Exercise goal ▸ Pull every line with "Song" from the data below and copy it.

Exercise data ▸

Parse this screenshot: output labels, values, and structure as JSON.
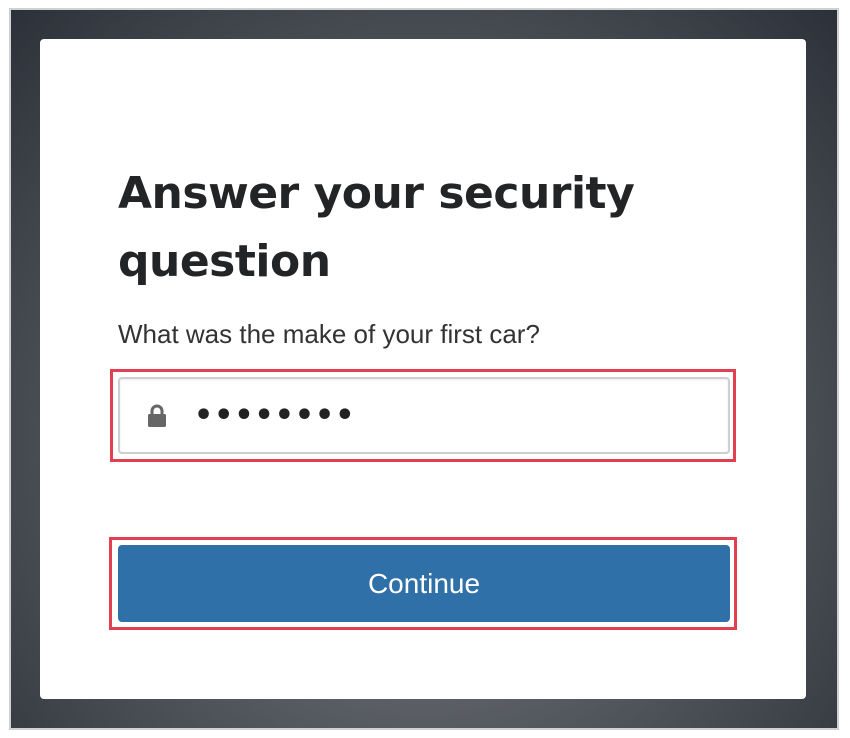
{
  "page": {
    "title": "Answer your security question",
    "question": "What was the make of your first car?"
  },
  "answer_field": {
    "value": "••••••••",
    "icon": "lock-icon"
  },
  "actions": {
    "continue_label": "Continue"
  },
  "colors": {
    "button": "#3070a8",
    "highlight": "#e04050",
    "title_text": "#222426"
  }
}
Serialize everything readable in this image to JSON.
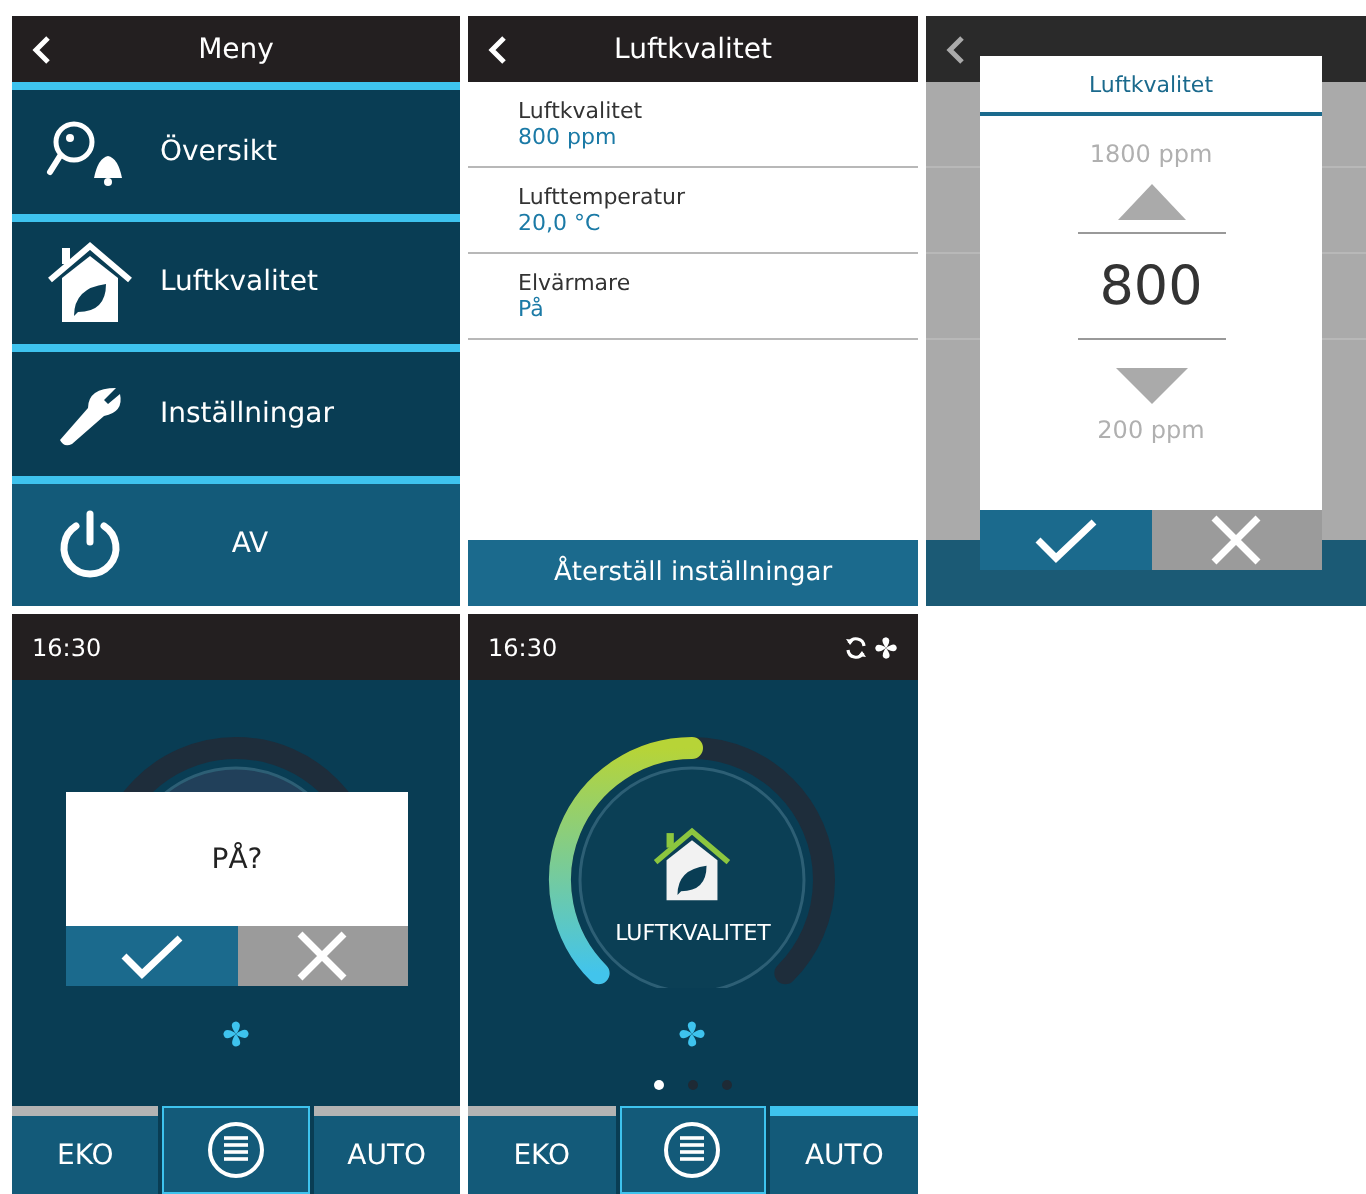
{
  "menu_screen": {
    "title": "Meny",
    "items": [
      {
        "kind": "overview",
        "label": "Översikt"
      },
      {
        "kind": "air",
        "label": "Luftkvalitet"
      },
      {
        "kind": "settings",
        "label": "Inställningar"
      },
      {
        "kind": "power",
        "label": "AV"
      }
    ]
  },
  "settings_screen": {
    "title": "Luftkvalitet",
    "rows": [
      {
        "label": "Luftkvalitet",
        "value": "800 ppm"
      },
      {
        "label": "Lufttemperatur",
        "value": "20,0 °C"
      },
      {
        "label": "Elvärmare",
        "value": "På"
      }
    ],
    "footer_button": "Återställ inställningar"
  },
  "picker_screen": {
    "dialog": {
      "title": "Luftkvalitet",
      "upper": "1800 ppm",
      "value": "800",
      "lower": "200 ppm"
    }
  },
  "confirm_screen": {
    "time": "16:30",
    "question": "PÅ?",
    "modes": [
      {
        "kind": "mode",
        "label": "EKO",
        "selected": false
      },
      {
        "kind": "menu"
      },
      {
        "kind": "mode",
        "label": "AUTO",
        "selected": false
      }
    ]
  },
  "home_screen": {
    "time": "16:30",
    "gauge": {
      "label": "LUFTKVALITET"
    },
    "pages": [
      {
        "selected": true
      },
      {
        "selected": false
      },
      {
        "selected": false
      }
    ],
    "modes": [
      {
        "kind": "mode",
        "label": "EKO",
        "selected": false
      },
      {
        "kind": "menu"
      },
      {
        "kind": "mode",
        "label": "AUTO",
        "selected": true
      }
    ]
  }
}
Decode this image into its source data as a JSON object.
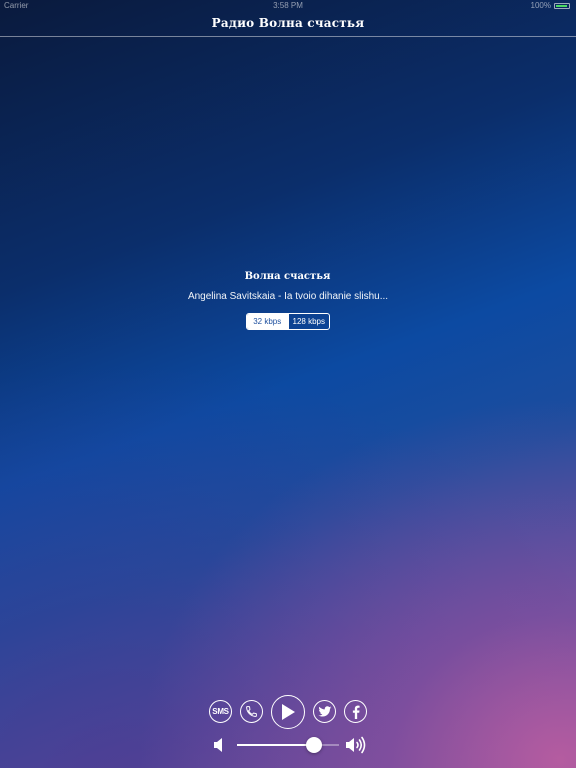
{
  "status_bar": {
    "carrier": "Carrier",
    "time": "3:58 PM",
    "battery": "100%"
  },
  "nav": {
    "title": "Радио Волна счастья"
  },
  "player": {
    "station_name": "Волна счастья",
    "track": "Angelina Savitskaia - Ia tvoio dihanie slishu...",
    "bitrates": [
      {
        "label": "32 kbps",
        "selected": true
      },
      {
        "label": "128 kbps",
        "selected": false
      }
    ],
    "sms_label": "SMS",
    "volume_level": 0.75
  },
  "icons": {
    "sms": "sms-icon",
    "phone": "phone-icon",
    "play": "play-icon",
    "twitter": "twitter-icon",
    "facebook": "facebook-icon",
    "volume_min": "speaker-low-icon",
    "volume_max": "speaker-high-icon"
  }
}
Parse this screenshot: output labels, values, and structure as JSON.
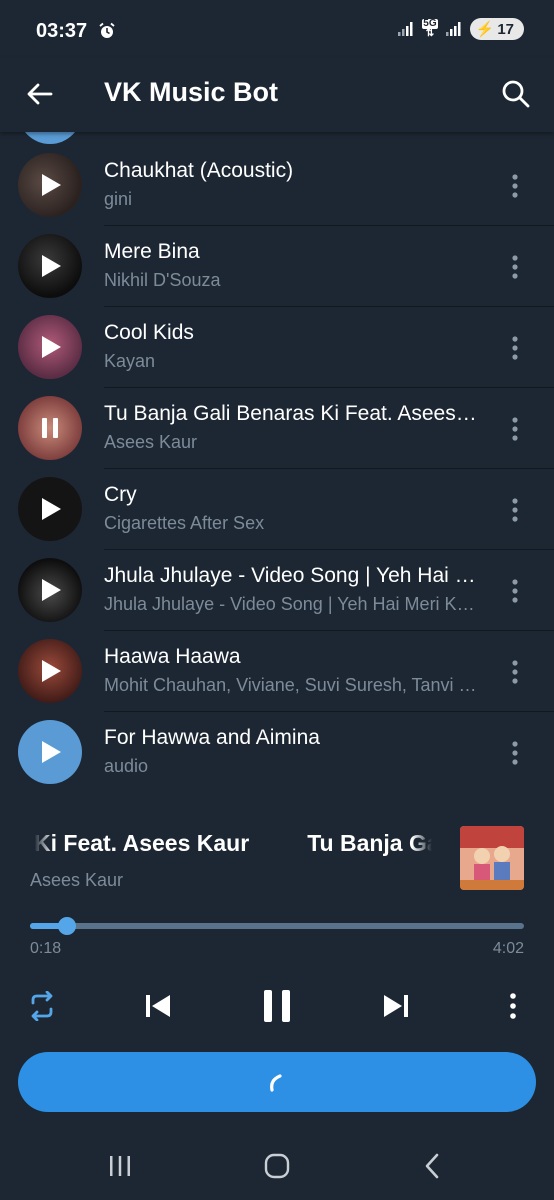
{
  "status": {
    "time": "03:37",
    "network": "5G",
    "battery": "17",
    "icons": [
      "alarm-icon",
      "signal-icon",
      "signal-icon",
      "battery-charging-icon"
    ]
  },
  "header": {
    "title": "VK Music Bot",
    "icons": [
      "back-arrow-icon",
      "search-icon"
    ]
  },
  "tracks": [
    {
      "title": "Chaukhat (Acoustic)",
      "artist": "gini",
      "state": "play"
    },
    {
      "title": "Mere Bina",
      "artist": "Nikhil D'Souza",
      "state": "play"
    },
    {
      "title": "Cool Kids",
      "artist": "Kayan",
      "state": "play"
    },
    {
      "title": "Tu Banja Gali Benaras Ki Feat. Asees Kaur",
      "artist": "Asees Kaur",
      "state": "pause"
    },
    {
      "title": "Cry",
      "artist": "Cigarettes After Sex",
      "state": "play"
    },
    {
      "title": "Jhula Jhulaye - Video Song | Yeh Hai Meri Kahani",
      "artist": "Jhula Jhulaye - Video Song | Yeh Hai Meri Kahani",
      "state": "play"
    },
    {
      "title": "Haawa Haawa",
      "artist": "Mohit Chauhan, Viviane, Suvi Suresh, Tanvi Shah",
      "state": "play"
    },
    {
      "title": "For Hawwa and Aimina",
      "artist": "audio",
      "state": "play"
    }
  ],
  "player": {
    "marquee_part1": "Ki Feat. Asees Kaur",
    "marquee_part2": "Tu Banja Ga",
    "artist": "Asees Kaur",
    "elapsed": "0:18",
    "total": "4:02",
    "progress": 0.075,
    "controls": [
      "repeat-icon",
      "previous-icon",
      "pause-icon",
      "next-icon",
      "more-vertical-icon"
    ],
    "accent": "#2d90e4"
  },
  "colors": {
    "background": "#1d2733",
    "secondary_text": "#7d8b99",
    "accent": "#55a6e8"
  }
}
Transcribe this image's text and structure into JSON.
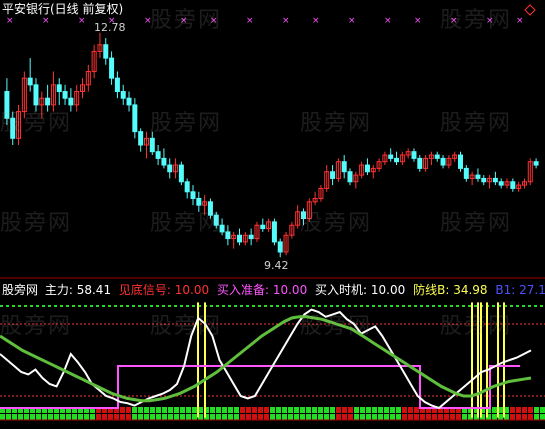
{
  "price_panel": {
    "title": "平安银行(日线 前复权)",
    "high_label": "12.78",
    "low_label": "9.42",
    "colors": {
      "up": "#ff3232",
      "down": "#54fcfc",
      "title": "#ffffff",
      "markers": "#ff55ff"
    }
  },
  "indicator_panel": {
    "name": "股旁网",
    "items": [
      {
        "label": "主力:",
        "value": "58.41",
        "color": "#ffffff"
      },
      {
        "label": "见底信号:",
        "value": "10.00",
        "color": "#ff3232"
      },
      {
        "label": "买入准备:",
        "value": "10.00",
        "color": "#ff55ff"
      },
      {
        "label": "买入时机:",
        "value": "10.00",
        "color": "#ffffff"
      },
      {
        "label": "防线B:",
        "value": "34.98",
        "color": "#ffff54"
      },
      {
        "label": "B1:",
        "value": "27.15",
        "color": "#5050ff"
      }
    ]
  },
  "watermark": "股旁网",
  "chart_data": {
    "type": "candlestick",
    "ohlc": [
      [
        11.9,
        12.1,
        11.4,
        11.5
      ],
      [
        11.5,
        11.6,
        11.1,
        11.2
      ],
      [
        11.2,
        11.7,
        11.1,
        11.6
      ],
      [
        11.6,
        12.2,
        11.5,
        12.1
      ],
      [
        12.1,
        12.4,
        11.9,
        12.0
      ],
      [
        12.0,
        12.1,
        11.6,
        11.7
      ],
      [
        11.7,
        11.9,
        11.5,
        11.8
      ],
      [
        11.8,
        12.0,
        11.6,
        11.7
      ],
      [
        11.7,
        12.2,
        11.6,
        12.0
      ],
      [
        12.0,
        12.1,
        11.7,
        11.9
      ],
      [
        11.9,
        12.0,
        11.7,
        11.8
      ],
      [
        11.8,
        11.95,
        11.6,
        11.7
      ],
      [
        11.7,
        12.0,
        11.6,
        11.9
      ],
      [
        11.9,
        12.1,
        11.8,
        12.0
      ],
      [
        12.0,
        12.3,
        11.9,
        12.2
      ],
      [
        12.2,
        12.6,
        12.1,
        12.5
      ],
      [
        12.5,
        12.78,
        12.4,
        12.6
      ],
      [
        12.6,
        12.7,
        12.3,
        12.4
      ],
      [
        12.4,
        12.5,
        12.0,
        12.1
      ],
      [
        12.1,
        12.2,
        11.8,
        11.9
      ],
      [
        11.9,
        12.0,
        11.7,
        11.8
      ],
      [
        11.8,
        11.9,
        11.6,
        11.7
      ],
      [
        11.7,
        11.8,
        11.2,
        11.3
      ],
      [
        11.3,
        11.35,
        11.0,
        11.1
      ],
      [
        11.1,
        11.3,
        10.9,
        11.2
      ],
      [
        11.2,
        11.3,
        10.95,
        11.0
      ],
      [
        11.0,
        11.1,
        10.8,
        10.9
      ],
      [
        10.9,
        11.05,
        10.75,
        10.8
      ],
      [
        10.8,
        10.9,
        10.6,
        10.7
      ],
      [
        10.7,
        10.9,
        10.6,
        10.8
      ],
      [
        10.8,
        10.85,
        10.5,
        10.55
      ],
      [
        10.55,
        10.6,
        10.3,
        10.4
      ],
      [
        10.4,
        10.5,
        10.2,
        10.3
      ],
      [
        10.3,
        10.4,
        10.1,
        10.2
      ],
      [
        10.2,
        10.35,
        10.05,
        10.25
      ],
      [
        10.25,
        10.3,
        10.0,
        10.05
      ],
      [
        10.05,
        10.1,
        9.85,
        9.9
      ],
      [
        9.9,
        10.0,
        9.75,
        9.8
      ],
      [
        9.8,
        9.9,
        9.6,
        9.7
      ],
      [
        9.7,
        9.8,
        9.55,
        9.75
      ],
      [
        9.75,
        9.85,
        9.6,
        9.65
      ],
      [
        9.65,
        9.8,
        9.6,
        9.75
      ],
      [
        9.75,
        9.85,
        9.6,
        9.7
      ],
      [
        9.7,
        9.95,
        9.65,
        9.9
      ],
      [
        9.9,
        10.0,
        9.8,
        9.85
      ],
      [
        9.85,
        10.0,
        9.8,
        9.95
      ],
      [
        9.95,
        10.0,
        9.6,
        9.65
      ],
      [
        9.65,
        9.7,
        9.42,
        9.5
      ],
      [
        9.5,
        9.8,
        9.45,
        9.75
      ],
      [
        9.75,
        9.95,
        9.7,
        9.9
      ],
      [
        9.9,
        10.2,
        9.85,
        10.1
      ],
      [
        10.1,
        10.15,
        9.9,
        10.0
      ],
      [
        10.0,
        10.3,
        9.95,
        10.25
      ],
      [
        10.25,
        10.4,
        10.2,
        10.3
      ],
      [
        10.3,
        10.5,
        10.25,
        10.45
      ],
      [
        10.45,
        10.8,
        10.4,
        10.7
      ],
      [
        10.7,
        10.8,
        10.5,
        10.6
      ],
      [
        10.6,
        10.9,
        10.55,
        10.85
      ],
      [
        10.85,
        10.95,
        10.6,
        10.7
      ],
      [
        10.7,
        10.75,
        10.5,
        10.55
      ],
      [
        10.55,
        10.7,
        10.45,
        10.65
      ],
      [
        10.65,
        10.85,
        10.6,
        10.8
      ],
      [
        10.8,
        10.9,
        10.65,
        10.7
      ],
      [
        10.7,
        10.8,
        10.6,
        10.75
      ],
      [
        10.75,
        10.9,
        10.7,
        10.85
      ],
      [
        10.85,
        11.0,
        10.8,
        10.95
      ],
      [
        10.95,
        11.05,
        10.85,
        10.9
      ],
      [
        10.9,
        11.0,
        10.8,
        10.85
      ],
      [
        10.85,
        11.0,
        10.8,
        10.95
      ],
      [
        10.95,
        11.05,
        10.9,
        11.0
      ],
      [
        11.0,
        11.05,
        10.85,
        10.9
      ],
      [
        10.9,
        10.95,
        10.7,
        10.75
      ],
      [
        10.75,
        10.95,
        10.7,
        10.9
      ],
      [
        10.9,
        11.0,
        10.8,
        10.95
      ],
      [
        10.95,
        11.0,
        10.85,
        10.9
      ],
      [
        10.9,
        10.95,
        10.75,
        10.8
      ],
      [
        10.8,
        10.95,
        10.75,
        10.9
      ],
      [
        10.9,
        11.0,
        10.85,
        10.95
      ],
      [
        10.95,
        11.0,
        10.7,
        10.75
      ],
      [
        10.75,
        10.8,
        10.55,
        10.6
      ],
      [
        10.6,
        10.7,
        10.5,
        10.65
      ],
      [
        10.65,
        10.75,
        10.55,
        10.6
      ],
      [
        10.6,
        10.65,
        10.5,
        10.55
      ],
      [
        10.55,
        10.65,
        10.45,
        10.6
      ],
      [
        10.6,
        10.7,
        10.5,
        10.55
      ],
      [
        10.55,
        10.6,
        10.45,
        10.5
      ],
      [
        10.5,
        10.6,
        10.45,
        10.55
      ],
      [
        10.55,
        10.6,
        10.4,
        10.45
      ],
      [
        10.45,
        10.55,
        10.4,
        10.5
      ],
      [
        10.5,
        10.6,
        10.45,
        10.55
      ],
      [
        10.55,
        10.9,
        10.5,
        10.85
      ],
      [
        10.85,
        10.9,
        10.75,
        10.8
      ]
    ],
    "price_ylim": [
      9.2,
      13.0
    ],
    "indicator_series": [
      {
        "name": "主力",
        "color": "#ffffff",
        "values": [
          55,
          50,
          45,
          40,
          38,
          42,
          35,
          30,
          28,
          40,
          55,
          48,
          40,
          30,
          25,
          20,
          18,
          15,
          14,
          12,
          15,
          18,
          20,
          22,
          25,
          30,
          45,
          70,
          85,
          80,
          70,
          50,
          40,
          30,
          20,
          18,
          20,
          30,
          40,
          50,
          60,
          70,
          80,
          88,
          92,
          90,
          86,
          88,
          90,
          84,
          80,
          72,
          75,
          78,
          70,
          60,
          50,
          40,
          30,
          20,
          15,
          12,
          10,
          15,
          20,
          25,
          30,
          35,
          40,
          42,
          45,
          48,
          50,
          52,
          55,
          58
        ]
      },
      {
        "name": "防线B",
        "color": "#5fbe3c",
        "values": [
          70,
          66,
          62,
          58,
          55,
          52,
          49,
          46,
          43,
          40,
          37,
          34,
          31,
          28,
          25,
          22,
          20,
          18,
          17,
          16,
          16,
          17,
          18,
          20,
          22,
          25,
          28,
          32,
          36,
          40,
          45,
          50,
          55,
          60,
          65,
          70,
          74,
          78,
          82,
          85,
          86,
          86,
          85,
          84,
          82,
          80,
          78,
          76,
          72,
          68,
          64,
          60,
          56,
          52,
          48,
          44,
          40,
          36,
          32,
          28,
          25,
          22,
          20,
          20,
          22,
          25,
          28,
          30,
          32,
          33,
          34,
          34.98
        ]
      }
    ],
    "reference_levels": [
      80,
      20
    ]
  }
}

The answer ▸
      "title": "Jhula Jhulaye - Video Song | Yeh Hai Meri Kahani",
      "artist": "Jhula Jhulaye - Video Song | Yeh Hai Meri Kahani",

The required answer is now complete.